If exhibition attendance were the sole measure of curatorial clout, Lauren Ross, 39, would rank almost as high as the chief curator of MoMA in the New York art world—and she doesn’t even work for a museum.

Her curatorial domain is the High Line, the elevated park that courses through New York’s meatpacking district from Chelsea to the West Village. Since section one (Gansevoort Street to 20th Street) opened in June 2009, it has attracted around two million visitors; if that pace continues, it could near MoMA’s 2008-09 total of 2.8 million. Although many visit for the greenery and the view, the park’s contemporary art installations are increasingly stealing the limelight.


Judith H. Dobrzynski
The Art Newspaper


“Autumn on the Hudson River”, by Jasper Francis Cropsey (National Gallery of Art)

How would you go about updating, reinterpreting, a Hudson River School painting? We’ll soon see one answer, from artist Valerie Hegarty.

On Wednesday, Hegarty will install a site-specific work on the High Line, the elevated park built on a disused rail corridor along the Hudson River, which is turning out to have a snug connection with contemporary art even before the Whitney Museum branch is built there (if it is)…

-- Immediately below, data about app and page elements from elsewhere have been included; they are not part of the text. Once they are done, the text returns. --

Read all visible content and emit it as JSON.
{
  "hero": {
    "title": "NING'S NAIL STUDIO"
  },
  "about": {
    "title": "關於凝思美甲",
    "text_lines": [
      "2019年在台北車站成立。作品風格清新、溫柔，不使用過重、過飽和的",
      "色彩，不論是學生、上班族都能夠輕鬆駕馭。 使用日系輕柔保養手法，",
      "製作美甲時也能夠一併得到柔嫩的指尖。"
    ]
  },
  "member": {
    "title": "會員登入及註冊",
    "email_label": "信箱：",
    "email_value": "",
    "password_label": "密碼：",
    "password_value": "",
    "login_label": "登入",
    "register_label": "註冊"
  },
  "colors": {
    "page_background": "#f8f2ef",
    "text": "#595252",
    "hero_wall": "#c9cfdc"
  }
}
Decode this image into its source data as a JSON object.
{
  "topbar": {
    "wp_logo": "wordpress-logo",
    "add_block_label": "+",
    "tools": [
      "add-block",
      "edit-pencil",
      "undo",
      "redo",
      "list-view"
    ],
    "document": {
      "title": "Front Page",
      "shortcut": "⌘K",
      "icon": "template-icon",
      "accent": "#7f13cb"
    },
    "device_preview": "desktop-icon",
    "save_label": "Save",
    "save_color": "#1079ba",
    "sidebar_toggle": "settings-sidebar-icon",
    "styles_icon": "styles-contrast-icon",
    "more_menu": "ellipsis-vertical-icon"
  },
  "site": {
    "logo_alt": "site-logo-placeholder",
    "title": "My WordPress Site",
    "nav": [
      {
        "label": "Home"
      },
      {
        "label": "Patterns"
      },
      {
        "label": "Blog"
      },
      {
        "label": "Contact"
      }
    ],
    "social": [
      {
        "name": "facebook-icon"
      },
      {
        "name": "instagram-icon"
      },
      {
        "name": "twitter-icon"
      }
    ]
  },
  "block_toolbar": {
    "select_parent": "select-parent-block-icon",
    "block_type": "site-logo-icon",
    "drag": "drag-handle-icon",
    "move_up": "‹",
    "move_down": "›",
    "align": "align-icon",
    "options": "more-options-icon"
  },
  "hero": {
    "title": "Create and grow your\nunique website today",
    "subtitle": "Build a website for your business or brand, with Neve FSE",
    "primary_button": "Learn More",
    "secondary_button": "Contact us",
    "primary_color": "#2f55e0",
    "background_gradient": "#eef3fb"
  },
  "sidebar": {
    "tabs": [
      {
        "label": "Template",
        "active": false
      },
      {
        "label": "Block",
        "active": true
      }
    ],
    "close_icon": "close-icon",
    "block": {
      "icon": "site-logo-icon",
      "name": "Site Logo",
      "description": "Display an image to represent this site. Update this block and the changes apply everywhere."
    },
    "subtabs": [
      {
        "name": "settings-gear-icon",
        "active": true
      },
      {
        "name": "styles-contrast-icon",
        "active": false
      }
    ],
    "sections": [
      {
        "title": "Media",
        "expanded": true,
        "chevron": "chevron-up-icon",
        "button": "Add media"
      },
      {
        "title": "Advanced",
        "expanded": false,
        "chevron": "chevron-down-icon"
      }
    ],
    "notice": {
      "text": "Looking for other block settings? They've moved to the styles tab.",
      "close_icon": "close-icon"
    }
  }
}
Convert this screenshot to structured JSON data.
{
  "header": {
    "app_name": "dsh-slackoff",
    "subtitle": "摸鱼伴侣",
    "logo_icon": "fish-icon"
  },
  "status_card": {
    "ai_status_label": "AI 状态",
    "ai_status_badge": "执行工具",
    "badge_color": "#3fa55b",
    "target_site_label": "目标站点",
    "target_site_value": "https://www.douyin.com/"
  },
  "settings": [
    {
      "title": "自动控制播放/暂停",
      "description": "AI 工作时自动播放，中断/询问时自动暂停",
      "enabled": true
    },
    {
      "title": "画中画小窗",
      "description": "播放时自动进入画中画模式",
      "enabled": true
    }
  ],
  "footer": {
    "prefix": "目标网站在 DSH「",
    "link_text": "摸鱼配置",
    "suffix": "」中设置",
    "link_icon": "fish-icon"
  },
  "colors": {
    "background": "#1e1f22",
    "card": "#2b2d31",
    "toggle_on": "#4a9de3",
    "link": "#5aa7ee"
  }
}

This installation…references a painting by Jasper Francis Cropsey, Autumn on the Hudson River, 1860…For the Cropsey, the High Line says, she “imagines a nineteenth century Hudson River School landscape painting that has been left outdoors, exposed to the elements.”


Judith H. Dobrzynski
Real Clear Arts